BEGIN Provided data

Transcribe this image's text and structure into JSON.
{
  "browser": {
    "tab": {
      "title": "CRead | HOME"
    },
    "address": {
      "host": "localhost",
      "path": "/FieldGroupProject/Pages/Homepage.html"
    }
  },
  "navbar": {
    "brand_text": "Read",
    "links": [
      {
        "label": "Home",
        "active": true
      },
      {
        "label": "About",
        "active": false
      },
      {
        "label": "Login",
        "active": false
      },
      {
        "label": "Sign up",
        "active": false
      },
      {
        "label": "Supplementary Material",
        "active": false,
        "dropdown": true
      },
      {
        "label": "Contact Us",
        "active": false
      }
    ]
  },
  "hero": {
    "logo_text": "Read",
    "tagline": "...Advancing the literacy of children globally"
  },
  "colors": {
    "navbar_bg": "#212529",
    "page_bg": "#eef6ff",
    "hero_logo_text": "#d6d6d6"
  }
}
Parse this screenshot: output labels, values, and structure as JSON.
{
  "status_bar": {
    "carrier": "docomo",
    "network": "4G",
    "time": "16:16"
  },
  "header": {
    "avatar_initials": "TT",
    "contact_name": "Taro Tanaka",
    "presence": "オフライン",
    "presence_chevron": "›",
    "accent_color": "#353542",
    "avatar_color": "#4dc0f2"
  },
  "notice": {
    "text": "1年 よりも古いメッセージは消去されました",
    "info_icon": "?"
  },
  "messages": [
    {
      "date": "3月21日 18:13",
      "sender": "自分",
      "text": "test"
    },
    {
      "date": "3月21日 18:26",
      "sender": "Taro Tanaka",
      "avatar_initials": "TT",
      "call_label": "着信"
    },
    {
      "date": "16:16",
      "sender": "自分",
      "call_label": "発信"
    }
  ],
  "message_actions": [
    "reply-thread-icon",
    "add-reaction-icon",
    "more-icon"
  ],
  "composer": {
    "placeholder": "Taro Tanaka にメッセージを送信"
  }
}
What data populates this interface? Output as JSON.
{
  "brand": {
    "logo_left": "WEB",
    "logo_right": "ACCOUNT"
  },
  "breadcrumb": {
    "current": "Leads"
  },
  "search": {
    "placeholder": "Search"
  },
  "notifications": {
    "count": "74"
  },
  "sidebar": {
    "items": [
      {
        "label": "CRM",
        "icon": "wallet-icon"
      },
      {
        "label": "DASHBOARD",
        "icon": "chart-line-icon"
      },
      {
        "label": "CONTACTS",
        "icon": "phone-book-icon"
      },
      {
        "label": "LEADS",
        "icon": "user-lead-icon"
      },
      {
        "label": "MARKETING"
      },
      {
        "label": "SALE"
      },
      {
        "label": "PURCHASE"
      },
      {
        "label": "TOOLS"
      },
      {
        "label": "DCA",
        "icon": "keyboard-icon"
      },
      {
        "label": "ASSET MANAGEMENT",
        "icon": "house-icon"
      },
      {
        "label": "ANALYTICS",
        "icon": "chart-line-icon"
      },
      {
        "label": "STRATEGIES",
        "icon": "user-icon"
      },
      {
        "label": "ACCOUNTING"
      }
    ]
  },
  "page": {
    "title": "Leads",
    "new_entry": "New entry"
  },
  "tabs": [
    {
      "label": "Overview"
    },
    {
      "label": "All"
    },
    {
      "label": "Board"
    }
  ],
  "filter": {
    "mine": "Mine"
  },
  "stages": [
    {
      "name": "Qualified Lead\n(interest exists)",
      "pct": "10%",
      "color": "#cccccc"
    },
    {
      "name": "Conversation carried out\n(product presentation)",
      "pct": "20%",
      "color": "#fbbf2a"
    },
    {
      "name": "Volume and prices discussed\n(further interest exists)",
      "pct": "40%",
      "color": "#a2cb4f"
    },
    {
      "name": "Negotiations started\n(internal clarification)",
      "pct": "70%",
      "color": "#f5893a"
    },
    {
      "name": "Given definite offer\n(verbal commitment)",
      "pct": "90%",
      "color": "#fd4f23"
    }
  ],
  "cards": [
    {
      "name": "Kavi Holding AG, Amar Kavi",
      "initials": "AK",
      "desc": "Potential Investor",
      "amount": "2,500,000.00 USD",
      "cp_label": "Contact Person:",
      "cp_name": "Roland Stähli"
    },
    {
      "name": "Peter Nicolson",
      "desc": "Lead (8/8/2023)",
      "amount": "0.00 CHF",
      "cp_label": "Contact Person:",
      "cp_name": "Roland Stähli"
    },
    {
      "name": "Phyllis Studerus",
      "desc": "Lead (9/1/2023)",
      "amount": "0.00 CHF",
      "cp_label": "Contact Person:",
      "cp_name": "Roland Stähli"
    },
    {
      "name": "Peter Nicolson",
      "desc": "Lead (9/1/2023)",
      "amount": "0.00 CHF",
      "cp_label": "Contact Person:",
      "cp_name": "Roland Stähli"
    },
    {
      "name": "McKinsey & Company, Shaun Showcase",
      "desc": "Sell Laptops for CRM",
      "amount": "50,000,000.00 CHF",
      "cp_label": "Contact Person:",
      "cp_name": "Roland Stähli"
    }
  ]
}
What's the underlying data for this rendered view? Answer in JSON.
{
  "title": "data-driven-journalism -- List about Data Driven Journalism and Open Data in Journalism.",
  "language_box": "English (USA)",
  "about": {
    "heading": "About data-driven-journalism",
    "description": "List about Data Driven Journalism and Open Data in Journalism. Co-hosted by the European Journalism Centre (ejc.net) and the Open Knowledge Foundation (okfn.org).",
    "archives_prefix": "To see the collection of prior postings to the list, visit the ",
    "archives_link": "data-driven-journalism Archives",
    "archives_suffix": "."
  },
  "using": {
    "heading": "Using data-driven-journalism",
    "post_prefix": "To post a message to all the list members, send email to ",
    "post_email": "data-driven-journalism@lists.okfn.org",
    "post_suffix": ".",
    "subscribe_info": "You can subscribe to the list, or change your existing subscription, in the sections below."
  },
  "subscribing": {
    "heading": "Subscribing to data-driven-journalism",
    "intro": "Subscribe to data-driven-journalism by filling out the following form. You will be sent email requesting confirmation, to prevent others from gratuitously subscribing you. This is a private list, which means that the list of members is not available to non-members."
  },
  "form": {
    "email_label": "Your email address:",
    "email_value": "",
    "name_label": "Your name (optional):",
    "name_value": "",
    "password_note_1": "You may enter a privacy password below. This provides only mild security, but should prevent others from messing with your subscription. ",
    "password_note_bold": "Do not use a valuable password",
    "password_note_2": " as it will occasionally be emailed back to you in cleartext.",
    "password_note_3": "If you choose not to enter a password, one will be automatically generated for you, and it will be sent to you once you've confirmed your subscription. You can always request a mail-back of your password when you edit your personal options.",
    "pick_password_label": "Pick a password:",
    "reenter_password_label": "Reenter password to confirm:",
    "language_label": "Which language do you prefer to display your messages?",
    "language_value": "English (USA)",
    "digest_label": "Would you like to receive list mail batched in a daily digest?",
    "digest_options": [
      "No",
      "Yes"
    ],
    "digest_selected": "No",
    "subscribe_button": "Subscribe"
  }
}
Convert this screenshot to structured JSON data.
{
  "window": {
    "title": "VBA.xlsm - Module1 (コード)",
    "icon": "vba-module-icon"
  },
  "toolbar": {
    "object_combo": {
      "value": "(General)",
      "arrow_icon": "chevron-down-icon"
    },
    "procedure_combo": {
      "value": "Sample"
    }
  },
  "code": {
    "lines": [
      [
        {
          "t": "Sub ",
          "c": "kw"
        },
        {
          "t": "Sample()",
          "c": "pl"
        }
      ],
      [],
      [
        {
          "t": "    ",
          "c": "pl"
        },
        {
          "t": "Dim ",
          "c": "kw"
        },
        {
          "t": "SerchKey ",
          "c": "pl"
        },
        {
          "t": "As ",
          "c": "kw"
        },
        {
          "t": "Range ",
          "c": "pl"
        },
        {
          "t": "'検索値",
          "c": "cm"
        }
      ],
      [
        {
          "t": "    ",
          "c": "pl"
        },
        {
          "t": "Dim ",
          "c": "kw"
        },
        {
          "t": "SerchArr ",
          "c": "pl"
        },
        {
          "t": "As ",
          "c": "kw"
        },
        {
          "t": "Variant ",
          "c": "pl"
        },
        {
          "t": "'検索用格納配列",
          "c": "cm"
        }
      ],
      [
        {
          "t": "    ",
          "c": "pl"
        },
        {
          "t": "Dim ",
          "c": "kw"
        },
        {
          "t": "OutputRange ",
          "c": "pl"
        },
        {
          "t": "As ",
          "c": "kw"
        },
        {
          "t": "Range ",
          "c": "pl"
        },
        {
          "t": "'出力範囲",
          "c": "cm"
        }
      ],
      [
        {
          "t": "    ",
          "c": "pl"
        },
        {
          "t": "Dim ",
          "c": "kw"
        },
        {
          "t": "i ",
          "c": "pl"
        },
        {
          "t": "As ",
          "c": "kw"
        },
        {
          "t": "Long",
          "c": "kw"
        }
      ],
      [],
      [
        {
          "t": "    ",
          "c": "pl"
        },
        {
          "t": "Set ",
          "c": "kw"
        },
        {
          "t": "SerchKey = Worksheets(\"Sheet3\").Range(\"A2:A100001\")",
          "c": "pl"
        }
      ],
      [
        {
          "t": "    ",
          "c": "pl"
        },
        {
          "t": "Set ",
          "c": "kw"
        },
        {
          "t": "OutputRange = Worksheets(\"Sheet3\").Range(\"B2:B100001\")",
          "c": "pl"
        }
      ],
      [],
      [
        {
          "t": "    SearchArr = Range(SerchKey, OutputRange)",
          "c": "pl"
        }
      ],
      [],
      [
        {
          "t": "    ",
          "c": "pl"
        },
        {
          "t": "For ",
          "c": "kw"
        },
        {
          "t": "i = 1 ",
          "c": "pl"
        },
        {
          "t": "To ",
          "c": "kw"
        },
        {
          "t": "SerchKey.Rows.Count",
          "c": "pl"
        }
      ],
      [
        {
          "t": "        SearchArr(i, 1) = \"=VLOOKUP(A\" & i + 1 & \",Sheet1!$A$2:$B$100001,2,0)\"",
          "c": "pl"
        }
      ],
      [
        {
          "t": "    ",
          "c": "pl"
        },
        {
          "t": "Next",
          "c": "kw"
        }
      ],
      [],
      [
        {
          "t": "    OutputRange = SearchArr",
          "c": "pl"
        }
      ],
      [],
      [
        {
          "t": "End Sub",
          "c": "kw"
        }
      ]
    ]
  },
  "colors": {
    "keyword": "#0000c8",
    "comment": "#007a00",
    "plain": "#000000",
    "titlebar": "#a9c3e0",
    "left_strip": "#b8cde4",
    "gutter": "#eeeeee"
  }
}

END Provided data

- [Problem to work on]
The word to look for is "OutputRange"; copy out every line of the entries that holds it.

- [Answer to the exercise]
          "t": "OutputRange ",
          "t": "OutputRange = Worksheets(\"Sheet3\").Range(\"B2:B100001\")",
          "t": "    SearchArr = Range(SerchKey, OutputRange)",
          "t": "    OutputRange = SearchArr",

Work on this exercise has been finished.